In rural South African culture, a greeting is a formal recognition. It can begin before people meet, at a distance, and slowly evolve into an extended exchange of formalities that include an inquiry into the health, circumstances and wellbeing of the other person as well as that of their relatives and other members of their community. Finally, when two people meet, the handshake is courteous and takes time. Only after these pleasantries does the business of the day come under discussion.Come take a look at the People and Places of South Africa on display at The Cape Gallery – a group exhibition.
South Africa is a vast country of contrasting landscapes. Migrants by choice or by the financial imperatives of urbanization, come to the city steeped in the traditions and rituals of their rural homes. These rituals embody and enact events that celebrate the great, slow, natural cycles of life through the medium of dance, chant and drumming.
Today in the staging of a theatrical production for a multi-cultural audience substantive body language is key to a broad understanding of the narrative. So too in the visual arts canvas and paper become a platform for action and incident. The already established artists on this exhibition require a formal recognition. It can begin as the viewer understands the culture that informs each piece and takes time to recognize the significance of the actions and the symbolism portrayed.Participating Artists include:
David Hlongwane, Patrick Holo, Thami Kitty, Boyce Magandela, Lindile Magunya,
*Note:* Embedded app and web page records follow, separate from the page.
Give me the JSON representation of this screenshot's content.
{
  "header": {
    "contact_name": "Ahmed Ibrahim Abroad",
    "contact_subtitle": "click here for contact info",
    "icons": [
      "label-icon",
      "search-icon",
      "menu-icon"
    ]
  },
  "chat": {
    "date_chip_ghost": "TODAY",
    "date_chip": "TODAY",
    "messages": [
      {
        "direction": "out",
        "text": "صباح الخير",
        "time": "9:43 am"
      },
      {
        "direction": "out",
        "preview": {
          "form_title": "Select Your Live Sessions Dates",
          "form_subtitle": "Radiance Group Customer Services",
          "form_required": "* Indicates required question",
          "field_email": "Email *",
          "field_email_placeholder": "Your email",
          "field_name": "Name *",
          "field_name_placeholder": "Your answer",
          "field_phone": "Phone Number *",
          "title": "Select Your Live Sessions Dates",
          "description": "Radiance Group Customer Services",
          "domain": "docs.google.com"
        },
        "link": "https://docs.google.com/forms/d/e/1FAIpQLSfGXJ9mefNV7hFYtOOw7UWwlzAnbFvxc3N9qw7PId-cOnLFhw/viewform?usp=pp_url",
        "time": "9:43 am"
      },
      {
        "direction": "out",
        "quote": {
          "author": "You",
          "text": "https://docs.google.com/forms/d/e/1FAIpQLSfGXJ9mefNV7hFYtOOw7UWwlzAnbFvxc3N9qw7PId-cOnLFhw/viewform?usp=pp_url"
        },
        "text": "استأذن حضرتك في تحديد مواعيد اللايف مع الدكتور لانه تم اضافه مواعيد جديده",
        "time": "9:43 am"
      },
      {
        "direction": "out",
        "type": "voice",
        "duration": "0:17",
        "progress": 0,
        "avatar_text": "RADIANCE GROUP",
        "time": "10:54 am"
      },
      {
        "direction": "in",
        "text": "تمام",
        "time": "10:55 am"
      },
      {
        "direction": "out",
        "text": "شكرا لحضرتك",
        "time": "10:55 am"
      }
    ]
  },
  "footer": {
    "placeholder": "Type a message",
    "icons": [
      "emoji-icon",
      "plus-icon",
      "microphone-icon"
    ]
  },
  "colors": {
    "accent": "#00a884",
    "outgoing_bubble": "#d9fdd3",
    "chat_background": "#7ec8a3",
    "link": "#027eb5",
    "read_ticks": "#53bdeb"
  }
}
Charles Maleka , Shepherd Mbanya, Xolile Mtakatya, Sam Nhlengethwa, Malibongwe Shangaaz, Velile Soha, Theo Ntuntwana, Meshack Tembani, Mandla Vanyaza, Voyiya Vuyile,Timothy Zantsi.
Contact: The Cape Gallery